■ **ABOUT THIS TASK**
Each line of the data holding "receiver" should be found and copied.

DATASET EXTRACT section start

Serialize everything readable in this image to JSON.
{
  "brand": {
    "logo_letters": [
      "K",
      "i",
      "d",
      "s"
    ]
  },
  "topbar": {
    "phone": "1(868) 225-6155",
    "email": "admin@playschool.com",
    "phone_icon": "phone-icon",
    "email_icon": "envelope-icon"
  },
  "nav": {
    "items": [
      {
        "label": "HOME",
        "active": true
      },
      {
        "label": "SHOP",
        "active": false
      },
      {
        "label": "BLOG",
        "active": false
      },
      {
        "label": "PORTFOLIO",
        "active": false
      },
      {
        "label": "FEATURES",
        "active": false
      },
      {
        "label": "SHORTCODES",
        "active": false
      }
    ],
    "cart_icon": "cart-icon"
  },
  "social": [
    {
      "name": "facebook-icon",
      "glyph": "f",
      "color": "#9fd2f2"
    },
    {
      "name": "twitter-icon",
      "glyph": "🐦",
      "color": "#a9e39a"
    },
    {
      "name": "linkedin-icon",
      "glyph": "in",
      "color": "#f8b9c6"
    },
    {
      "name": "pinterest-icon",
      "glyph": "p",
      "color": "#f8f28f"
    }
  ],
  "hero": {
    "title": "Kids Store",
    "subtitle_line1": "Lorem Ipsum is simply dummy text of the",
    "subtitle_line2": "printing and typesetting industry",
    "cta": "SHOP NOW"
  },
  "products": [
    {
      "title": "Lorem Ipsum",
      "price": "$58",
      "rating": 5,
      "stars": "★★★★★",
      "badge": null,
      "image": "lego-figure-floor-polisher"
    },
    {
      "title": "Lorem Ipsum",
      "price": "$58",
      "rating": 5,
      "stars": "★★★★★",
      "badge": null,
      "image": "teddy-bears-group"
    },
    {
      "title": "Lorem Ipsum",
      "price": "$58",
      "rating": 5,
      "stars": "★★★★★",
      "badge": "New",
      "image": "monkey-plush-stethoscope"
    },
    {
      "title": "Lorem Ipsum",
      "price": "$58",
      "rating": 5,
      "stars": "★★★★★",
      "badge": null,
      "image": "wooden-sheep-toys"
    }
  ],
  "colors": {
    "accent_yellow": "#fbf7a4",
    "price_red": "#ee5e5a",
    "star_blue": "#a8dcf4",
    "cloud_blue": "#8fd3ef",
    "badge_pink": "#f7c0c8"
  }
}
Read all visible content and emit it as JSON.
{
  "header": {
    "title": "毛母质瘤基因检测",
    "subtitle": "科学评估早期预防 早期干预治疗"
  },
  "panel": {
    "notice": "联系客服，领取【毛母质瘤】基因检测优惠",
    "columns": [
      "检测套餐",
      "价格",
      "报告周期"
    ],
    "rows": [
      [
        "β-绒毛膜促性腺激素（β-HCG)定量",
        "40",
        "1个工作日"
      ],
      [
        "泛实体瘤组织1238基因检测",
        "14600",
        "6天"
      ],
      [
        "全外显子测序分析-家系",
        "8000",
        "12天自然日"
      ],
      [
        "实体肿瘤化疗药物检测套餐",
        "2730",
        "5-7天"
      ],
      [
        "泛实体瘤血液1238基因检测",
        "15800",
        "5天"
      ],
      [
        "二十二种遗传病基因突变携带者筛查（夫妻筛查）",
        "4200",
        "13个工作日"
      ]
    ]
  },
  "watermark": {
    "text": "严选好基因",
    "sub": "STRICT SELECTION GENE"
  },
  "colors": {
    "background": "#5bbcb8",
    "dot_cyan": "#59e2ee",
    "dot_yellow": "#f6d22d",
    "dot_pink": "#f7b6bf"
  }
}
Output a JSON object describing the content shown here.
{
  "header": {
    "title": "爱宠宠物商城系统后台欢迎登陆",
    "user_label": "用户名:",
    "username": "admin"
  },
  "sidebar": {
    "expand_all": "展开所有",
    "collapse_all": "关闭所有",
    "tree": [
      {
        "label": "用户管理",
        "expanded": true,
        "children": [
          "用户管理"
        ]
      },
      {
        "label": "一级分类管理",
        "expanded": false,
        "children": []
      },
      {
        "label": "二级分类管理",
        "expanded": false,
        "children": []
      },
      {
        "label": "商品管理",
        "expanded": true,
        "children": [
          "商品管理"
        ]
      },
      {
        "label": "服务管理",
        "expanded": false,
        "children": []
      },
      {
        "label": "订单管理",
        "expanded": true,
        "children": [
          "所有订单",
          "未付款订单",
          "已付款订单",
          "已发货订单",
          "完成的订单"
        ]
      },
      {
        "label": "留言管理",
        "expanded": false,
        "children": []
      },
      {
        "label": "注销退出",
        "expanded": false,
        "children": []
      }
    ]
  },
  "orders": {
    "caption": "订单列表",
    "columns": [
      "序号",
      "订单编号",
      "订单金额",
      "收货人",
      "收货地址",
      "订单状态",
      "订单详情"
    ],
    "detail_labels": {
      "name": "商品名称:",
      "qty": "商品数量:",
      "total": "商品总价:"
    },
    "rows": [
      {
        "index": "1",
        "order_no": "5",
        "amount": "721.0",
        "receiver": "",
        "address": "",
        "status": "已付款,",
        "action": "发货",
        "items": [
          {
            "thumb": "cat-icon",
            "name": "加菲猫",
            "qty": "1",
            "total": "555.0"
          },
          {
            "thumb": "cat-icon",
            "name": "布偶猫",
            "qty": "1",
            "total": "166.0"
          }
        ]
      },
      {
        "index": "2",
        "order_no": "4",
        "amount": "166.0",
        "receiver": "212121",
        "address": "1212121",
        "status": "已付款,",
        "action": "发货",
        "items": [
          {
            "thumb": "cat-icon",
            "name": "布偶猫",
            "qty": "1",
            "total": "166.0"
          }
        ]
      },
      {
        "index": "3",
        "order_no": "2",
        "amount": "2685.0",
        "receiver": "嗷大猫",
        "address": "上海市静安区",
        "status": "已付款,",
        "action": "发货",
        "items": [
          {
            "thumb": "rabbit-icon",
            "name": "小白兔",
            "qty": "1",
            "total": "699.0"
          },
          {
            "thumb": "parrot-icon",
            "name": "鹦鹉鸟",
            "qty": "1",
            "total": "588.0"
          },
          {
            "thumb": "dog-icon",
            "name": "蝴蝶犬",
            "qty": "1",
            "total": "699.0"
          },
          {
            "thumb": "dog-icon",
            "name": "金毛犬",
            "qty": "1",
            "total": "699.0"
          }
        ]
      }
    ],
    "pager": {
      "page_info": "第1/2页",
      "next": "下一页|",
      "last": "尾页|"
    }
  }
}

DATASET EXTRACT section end

■ **WRITTEN REPLY**
        "receiver": "",
        "receiver": "212121",
        "receiver": "嗷大猫",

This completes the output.